A prior report from these trials showed that larotrectinib achieved an ORR of 30% (95% CI, 16%-49%) and a 24-week DCR of 73% (95% CI, 54%-87%) in 33 evaluable adult and pediatric patients with TRK fusion primary CNS tumors. In addition, treatment with larotrectinib resulted in tumor shrinkage in 82% of patients who had measurable disease.5
The dataset for the long-term analysis included 26 pediatric patients from SCOUT who were under age 21 years with locally advanced metastatic solid tumors or CNS tumors and 12 adult and adolescent patients from NAVIGATE who were 12 years of age or older with advanced solid tumors and TRK fusion cancer. Collectively, the 38 patients were evaluated for the primary end point of investigator-assessed ORR per RECIST 1.1 criteria. The secondary end points assessed for the long-term analysis included duration of response (DOR), progression-free survival (PFS), overall survival (OS), and safety.4

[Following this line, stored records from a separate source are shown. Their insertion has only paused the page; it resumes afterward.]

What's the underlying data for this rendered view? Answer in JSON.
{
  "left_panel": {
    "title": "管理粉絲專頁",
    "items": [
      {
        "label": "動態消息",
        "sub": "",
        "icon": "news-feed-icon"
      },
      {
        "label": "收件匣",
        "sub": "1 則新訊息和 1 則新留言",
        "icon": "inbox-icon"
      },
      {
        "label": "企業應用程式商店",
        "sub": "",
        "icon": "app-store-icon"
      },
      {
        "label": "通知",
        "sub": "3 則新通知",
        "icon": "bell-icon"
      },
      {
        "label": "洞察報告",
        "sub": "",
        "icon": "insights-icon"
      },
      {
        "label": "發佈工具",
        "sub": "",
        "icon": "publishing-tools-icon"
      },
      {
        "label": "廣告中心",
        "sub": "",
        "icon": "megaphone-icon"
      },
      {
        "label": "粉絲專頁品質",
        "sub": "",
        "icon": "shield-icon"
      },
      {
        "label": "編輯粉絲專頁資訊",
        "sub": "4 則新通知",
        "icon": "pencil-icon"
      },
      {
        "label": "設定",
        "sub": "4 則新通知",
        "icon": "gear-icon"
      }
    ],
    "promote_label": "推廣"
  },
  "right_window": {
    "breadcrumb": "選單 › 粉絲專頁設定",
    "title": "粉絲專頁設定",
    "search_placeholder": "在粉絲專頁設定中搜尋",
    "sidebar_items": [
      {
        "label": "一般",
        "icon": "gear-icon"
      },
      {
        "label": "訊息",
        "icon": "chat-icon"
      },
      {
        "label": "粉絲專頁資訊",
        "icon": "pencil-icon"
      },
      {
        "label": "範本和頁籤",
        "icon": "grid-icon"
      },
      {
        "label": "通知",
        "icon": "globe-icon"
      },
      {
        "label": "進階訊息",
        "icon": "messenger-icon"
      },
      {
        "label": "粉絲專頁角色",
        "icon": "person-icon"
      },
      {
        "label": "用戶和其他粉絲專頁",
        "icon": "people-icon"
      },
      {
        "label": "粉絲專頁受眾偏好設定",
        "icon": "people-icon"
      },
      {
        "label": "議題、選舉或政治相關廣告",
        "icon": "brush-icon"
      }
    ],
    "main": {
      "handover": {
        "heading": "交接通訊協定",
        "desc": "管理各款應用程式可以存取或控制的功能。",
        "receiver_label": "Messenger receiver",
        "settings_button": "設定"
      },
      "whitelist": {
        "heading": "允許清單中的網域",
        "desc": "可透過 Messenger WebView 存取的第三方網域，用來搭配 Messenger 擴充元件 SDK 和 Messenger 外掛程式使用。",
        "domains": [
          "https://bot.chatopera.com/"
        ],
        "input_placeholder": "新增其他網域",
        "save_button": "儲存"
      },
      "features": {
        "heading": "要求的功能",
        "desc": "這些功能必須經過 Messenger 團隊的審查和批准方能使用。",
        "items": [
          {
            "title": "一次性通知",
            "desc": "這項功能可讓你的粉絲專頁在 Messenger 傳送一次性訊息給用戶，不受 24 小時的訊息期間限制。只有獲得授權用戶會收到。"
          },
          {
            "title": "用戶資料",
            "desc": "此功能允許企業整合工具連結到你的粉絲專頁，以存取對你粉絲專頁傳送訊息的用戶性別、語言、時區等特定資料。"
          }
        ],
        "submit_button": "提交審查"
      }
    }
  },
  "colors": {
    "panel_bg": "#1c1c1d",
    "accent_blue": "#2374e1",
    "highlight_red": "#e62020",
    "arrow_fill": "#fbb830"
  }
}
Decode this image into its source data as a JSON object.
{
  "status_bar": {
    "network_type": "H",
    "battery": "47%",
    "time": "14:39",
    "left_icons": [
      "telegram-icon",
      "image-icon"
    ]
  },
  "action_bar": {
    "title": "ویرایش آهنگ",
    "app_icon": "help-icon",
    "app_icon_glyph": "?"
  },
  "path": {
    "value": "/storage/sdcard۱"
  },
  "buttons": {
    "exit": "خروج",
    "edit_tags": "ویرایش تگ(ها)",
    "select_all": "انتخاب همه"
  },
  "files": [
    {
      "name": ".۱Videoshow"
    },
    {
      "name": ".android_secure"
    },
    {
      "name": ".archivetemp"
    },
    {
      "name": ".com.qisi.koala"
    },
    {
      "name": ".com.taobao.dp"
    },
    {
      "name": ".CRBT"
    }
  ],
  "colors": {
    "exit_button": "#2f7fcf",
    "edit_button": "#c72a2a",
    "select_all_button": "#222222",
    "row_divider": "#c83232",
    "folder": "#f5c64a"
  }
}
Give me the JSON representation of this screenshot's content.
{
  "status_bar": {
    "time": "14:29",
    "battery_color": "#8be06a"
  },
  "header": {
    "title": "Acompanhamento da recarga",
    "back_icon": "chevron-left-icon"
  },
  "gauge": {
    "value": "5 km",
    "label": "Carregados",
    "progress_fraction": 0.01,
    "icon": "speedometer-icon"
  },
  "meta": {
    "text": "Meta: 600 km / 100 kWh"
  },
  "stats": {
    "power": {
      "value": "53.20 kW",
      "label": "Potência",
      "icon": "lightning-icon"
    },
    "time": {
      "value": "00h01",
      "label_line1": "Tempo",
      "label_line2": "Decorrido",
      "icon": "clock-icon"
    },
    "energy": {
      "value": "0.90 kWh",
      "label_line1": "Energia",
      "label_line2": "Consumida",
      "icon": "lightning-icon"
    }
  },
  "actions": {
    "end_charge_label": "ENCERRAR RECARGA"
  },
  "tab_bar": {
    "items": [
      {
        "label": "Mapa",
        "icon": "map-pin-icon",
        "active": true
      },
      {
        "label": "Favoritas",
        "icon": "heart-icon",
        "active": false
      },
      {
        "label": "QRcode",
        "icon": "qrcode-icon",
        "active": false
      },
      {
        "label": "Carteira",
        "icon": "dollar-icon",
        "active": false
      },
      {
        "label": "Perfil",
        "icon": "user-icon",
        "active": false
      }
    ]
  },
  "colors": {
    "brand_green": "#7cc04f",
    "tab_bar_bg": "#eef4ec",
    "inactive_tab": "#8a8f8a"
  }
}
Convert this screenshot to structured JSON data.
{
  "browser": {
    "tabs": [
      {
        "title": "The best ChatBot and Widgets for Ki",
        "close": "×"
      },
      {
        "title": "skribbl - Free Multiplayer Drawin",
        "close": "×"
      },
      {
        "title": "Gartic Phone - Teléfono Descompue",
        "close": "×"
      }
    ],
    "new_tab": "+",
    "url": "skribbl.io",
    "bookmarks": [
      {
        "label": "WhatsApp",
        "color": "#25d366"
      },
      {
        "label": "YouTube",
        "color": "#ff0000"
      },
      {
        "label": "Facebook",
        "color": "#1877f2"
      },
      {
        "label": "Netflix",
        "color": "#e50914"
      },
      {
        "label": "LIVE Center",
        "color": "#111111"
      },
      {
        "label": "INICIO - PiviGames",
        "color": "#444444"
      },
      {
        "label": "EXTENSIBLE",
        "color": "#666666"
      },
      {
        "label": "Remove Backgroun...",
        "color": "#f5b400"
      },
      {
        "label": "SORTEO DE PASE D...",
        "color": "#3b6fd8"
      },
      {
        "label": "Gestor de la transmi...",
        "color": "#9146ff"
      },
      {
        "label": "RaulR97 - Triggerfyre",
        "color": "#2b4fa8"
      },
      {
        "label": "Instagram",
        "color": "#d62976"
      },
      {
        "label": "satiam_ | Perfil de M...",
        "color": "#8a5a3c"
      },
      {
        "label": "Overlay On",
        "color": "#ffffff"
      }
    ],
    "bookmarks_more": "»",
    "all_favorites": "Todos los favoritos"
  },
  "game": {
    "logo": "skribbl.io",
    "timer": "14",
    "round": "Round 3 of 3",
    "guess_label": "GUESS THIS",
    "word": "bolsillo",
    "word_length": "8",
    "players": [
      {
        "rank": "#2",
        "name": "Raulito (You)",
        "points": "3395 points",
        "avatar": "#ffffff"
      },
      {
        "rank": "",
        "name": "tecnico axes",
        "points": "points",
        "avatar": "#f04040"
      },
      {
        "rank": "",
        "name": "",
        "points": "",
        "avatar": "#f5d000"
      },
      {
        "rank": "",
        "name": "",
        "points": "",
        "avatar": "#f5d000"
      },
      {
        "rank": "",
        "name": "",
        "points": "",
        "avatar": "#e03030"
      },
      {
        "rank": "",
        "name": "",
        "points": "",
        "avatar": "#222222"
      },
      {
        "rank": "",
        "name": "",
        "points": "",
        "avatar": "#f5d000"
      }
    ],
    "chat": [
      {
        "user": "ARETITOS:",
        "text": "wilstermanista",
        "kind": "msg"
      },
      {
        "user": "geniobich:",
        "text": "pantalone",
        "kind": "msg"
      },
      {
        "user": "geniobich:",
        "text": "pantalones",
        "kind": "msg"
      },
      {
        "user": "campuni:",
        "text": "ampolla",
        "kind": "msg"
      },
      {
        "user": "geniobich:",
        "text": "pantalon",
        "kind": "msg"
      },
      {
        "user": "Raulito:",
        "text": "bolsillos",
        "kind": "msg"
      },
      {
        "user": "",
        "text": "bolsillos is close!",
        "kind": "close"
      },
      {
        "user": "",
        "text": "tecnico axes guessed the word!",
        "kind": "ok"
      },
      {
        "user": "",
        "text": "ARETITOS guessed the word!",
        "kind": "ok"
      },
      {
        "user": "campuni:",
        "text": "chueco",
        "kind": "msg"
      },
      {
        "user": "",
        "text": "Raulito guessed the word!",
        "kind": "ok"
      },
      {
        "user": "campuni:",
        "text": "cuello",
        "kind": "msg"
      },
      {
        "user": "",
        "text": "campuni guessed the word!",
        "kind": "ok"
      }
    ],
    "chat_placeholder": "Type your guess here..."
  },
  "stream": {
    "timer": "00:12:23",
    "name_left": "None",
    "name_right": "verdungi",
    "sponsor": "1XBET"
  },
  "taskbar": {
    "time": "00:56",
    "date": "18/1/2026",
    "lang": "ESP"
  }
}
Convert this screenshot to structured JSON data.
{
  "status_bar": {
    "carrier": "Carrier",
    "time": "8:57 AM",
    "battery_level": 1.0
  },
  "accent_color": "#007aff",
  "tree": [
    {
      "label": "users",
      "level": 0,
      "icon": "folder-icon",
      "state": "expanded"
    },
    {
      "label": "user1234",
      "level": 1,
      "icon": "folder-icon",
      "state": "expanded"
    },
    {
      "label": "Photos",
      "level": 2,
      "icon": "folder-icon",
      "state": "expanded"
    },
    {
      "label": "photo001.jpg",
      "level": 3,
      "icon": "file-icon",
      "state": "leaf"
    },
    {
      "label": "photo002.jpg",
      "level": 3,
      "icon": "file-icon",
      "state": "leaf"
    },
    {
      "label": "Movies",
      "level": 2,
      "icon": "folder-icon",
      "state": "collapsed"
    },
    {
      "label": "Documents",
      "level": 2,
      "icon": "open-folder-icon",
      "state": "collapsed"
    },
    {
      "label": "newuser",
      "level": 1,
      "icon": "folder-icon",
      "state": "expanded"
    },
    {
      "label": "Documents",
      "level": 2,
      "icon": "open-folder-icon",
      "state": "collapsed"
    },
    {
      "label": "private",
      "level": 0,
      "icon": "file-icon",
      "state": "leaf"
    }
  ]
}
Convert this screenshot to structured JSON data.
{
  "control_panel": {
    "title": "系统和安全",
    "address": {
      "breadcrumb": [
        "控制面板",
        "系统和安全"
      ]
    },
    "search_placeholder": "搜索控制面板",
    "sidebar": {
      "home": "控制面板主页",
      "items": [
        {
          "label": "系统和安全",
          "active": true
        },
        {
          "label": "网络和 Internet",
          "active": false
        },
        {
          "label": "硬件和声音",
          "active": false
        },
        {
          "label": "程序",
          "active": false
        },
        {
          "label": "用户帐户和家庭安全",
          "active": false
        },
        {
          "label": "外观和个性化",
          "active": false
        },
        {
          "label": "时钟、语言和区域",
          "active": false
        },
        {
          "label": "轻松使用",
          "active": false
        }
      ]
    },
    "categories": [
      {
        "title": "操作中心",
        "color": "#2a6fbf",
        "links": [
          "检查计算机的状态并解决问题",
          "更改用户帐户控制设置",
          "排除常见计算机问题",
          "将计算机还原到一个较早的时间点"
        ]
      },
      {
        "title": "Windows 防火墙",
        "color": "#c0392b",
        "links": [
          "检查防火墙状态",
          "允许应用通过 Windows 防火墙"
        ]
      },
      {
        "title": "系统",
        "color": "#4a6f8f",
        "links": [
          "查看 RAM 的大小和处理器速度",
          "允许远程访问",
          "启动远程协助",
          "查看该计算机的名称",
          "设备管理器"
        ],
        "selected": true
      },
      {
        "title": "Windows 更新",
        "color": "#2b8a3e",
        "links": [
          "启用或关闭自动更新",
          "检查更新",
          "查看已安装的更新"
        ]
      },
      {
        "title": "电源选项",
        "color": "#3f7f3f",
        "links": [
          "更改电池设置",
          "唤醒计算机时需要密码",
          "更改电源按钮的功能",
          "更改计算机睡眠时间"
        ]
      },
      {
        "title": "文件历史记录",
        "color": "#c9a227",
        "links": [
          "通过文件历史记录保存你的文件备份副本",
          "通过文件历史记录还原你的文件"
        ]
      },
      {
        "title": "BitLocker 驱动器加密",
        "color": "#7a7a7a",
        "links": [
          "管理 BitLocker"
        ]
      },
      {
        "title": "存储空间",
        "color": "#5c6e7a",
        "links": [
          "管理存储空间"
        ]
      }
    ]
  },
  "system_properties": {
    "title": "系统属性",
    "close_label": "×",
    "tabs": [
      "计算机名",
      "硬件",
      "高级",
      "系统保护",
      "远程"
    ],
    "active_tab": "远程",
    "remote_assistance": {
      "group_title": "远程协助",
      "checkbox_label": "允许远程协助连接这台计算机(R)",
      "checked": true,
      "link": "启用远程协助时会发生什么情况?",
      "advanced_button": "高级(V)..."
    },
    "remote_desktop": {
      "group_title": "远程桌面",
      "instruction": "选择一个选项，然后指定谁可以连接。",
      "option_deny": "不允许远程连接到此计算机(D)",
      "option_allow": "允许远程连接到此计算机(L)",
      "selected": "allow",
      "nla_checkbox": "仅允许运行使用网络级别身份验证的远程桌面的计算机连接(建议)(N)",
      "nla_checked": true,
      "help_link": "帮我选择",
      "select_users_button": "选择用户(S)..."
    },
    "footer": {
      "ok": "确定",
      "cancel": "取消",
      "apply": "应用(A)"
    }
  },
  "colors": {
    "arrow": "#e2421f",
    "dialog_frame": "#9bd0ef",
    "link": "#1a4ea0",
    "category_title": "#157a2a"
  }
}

Adult patients were administered oral larotrectinib at 100 mg twice daily, and pediatric patients received 100 mg/m2 twice daily. Patients enrolled had a median age of 10.8 years (range, 1.3-79.0) and 50% were female. The most common type of NTRK gene fusion identified in patients at baseline was NTRK2 in 74%, followed by NTRK1 in 16%, and NTRK3 in 11%. ECOG performance score ranged from 0 to 2; most patients (53%) had a score of 0, 34% had a score of 1, and 11% had a score of 2.
Most patients assessed had high-grade glioma (61%) and low-grade glioma (24%). Sixteen percent of patients had other histologies.
In terms of prior therapies, 71% of patients had undergone surgery, 58% received radiotherapy, and 87% had systemic therapy, and the median number of prior systemic therapies was 1 (range, 0-8). In fact, the majority of patient assessed had a median of 1 prior therapy (42%), whereas 21% had 2, another 21% had 3 or more, and 16% had 0.
On prior therapy, 6% of patient achieved a CR and 3% achieved a PR. The most common response to prior therapy was SD in 36%. Moreover, 30% of patients had PD during prior therapy, and 24% had other responses.
Data from SCOUT and NAVIGATE showed that treatment with larotrectinib lasted for 0.1 months to 38.7 months. The median time to response was 1.9 months (range, 1.0-3.8). Fifty-eight percent of patients progressed on larotrectinib and 4 continued the treatment post-progression for 4 weeks or more.
The median follow-up for PFS assessment was 27.4 months, and larotrectinib achieved a median PFS of 16.5 months (95% CI, 6.7-NE). At 24 months, the PFS rate observed with larotrectinib was 40% (95% CI, 24%-57%). At a median follow-up of 26.7 months, the median OS was not reached (95% CI, 22.6-NE). The 24-months OS rate among the patients evaluated was 65% (95% CI, 47%-83%).
Fifty-five percent of patients in the dataset experienced treatment-related adverse effects (TRAEs), but 86% of them were grade 1 or 2. Eight percent of patients experience grade 3 and 4 TRAEs, which included gamma-glutamytransferase increase, hyperglycemia, hypernatremia, hyponatremia, and neutrophil count decrease. The most common TRAEs of any grade included upper respiratory tract infection, vomiting, diarrhea, alanine aminotransferase increase, headache, anemia, and aspartate aminotransferase increase.
Treatment-related neurologic AEs were also observed in the cohort. Notably, most events were grades 1 and 2 and occurred in the same patients. However, memory impairment was observed in 2 patients, 1 of whom was an adult and other a pediatric patient. No patients in the study discontinued treatment because of a TRAE.4
As data support the use of NTRK inhibitors in practice, diagnostic approaches to identify these fusions should become part of routine practice. Testing for NTRK fusions can be executed using a variety of methods including immunohistochemistry, fluorescence in situ hybridization, reverse transcriptase polymerase chain reaction and next-generation sequencing. Each of these methods provides advantages and disadvantages in terms of cost, array of detectable mutations and alterations, and availability.6